As you’ve no doubt heard, thousands of young — and not-so-young — people are returning to the Inn of Mom and Dad to wait out the Great Recession. A whopping 85% of college graduates now circle back to the bedrooms they lived in during high school. In 2000, 2 million adult children lived with their parents. By 2009, that number had grown to 3.4 million. This trend has been portrayed as a calamitous development, a symbol of the downward spiral of not just of our youth but also of our country as a whole, or at least a thorn in the sides of annoyed parents everywhere. But very little of that analysis is true.
To begin with, Americans are hardly alone in contending with this disruption of the pathway to adulthood. All over the developed world, it has become increasingly difficult for the next generation to become independent — 66% of young men in Portugal are bunking with their parents as are 45% of their Greek counterparts. In Japan, as of 2003, about 12 million unmarried people between the ages of 20 and 34 were living with their parents.

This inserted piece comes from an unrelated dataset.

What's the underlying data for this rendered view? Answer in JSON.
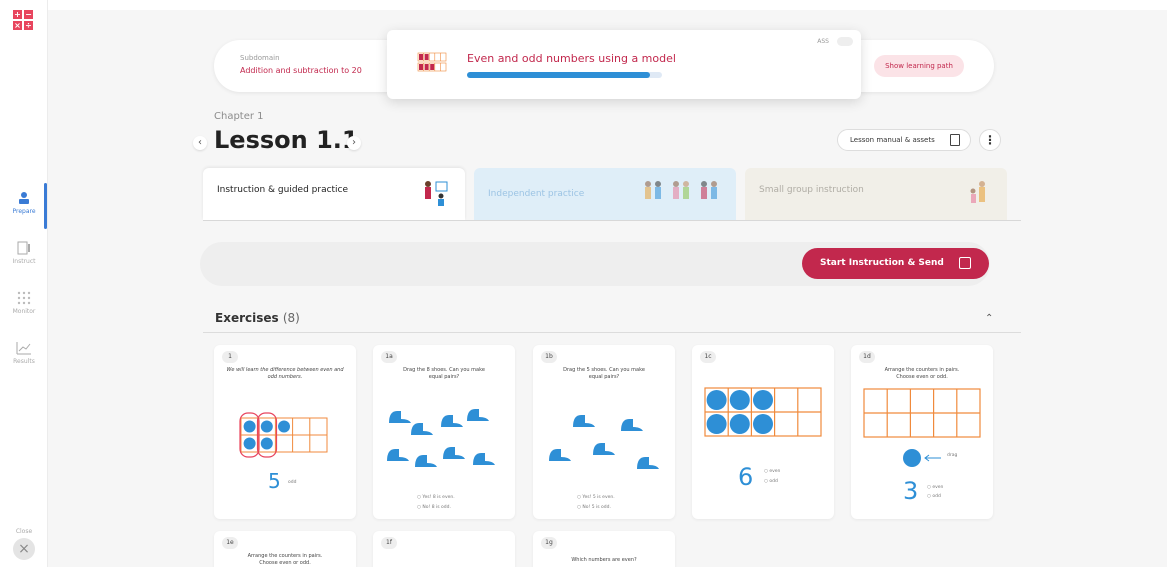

Nor is this a new phenomenon. Delayed departure from the family home emerged in the 1980s, decades before the Great Recession, as global competition bore down on labor costs. Governments and employers responded by downsizing and outsourcing, while loosening labor-market regulations to permit part-time, short-term jobs. Young people — newcomers to the world of work — bore the brunt of this evolution. Meanwhile, housing costs were rising throughout the U.S., Europe and Japan. Those part-time jobs could not provide the wherewithal to qualify for a mortgage, and rents were less and less affordable.
Good jobs increasingly became off limits to anyone without a master’s degree or experience born of unpaid internships. It costs money — a lot of money — to afford these investments in human capital, especially if they come on top of huge debts to cover undergraduate degrees. Something had to give in this equation, and it turned out to be residential independence.
But this is not necessarily a problem. Far from coddling their kids, parents are opening up their homes and creating multigenerational “accordion families” as a way of investing in the human capital of next generation. They are making it affordable for their kids to work for no pay as interns or study for that next degree without adding to their astronomical college debts. But they continue to hold the millennial generation to a social contract: the situation is temporary, it must be part of a glide path to an independent future.
The adaptation is made easier because, in my research interviewing 300 people in accordion families, parents actually enjoyed having their kids come home. Most of these parents worked throughout their children’s early years, and they weren’t so ready to kick them out of the house when they turned 18. The nature of their relationship had changed as well. Adult children come back new and improved form — no longer in need of homework supervision, curfews or any other conflict-filled form of surveillance — so parents get the best of the social role and jettison the parts no one enjoyed. Although their numbers might wax and wane over time, boomerang kids are here for the long haul. And that’s not such a bad thing.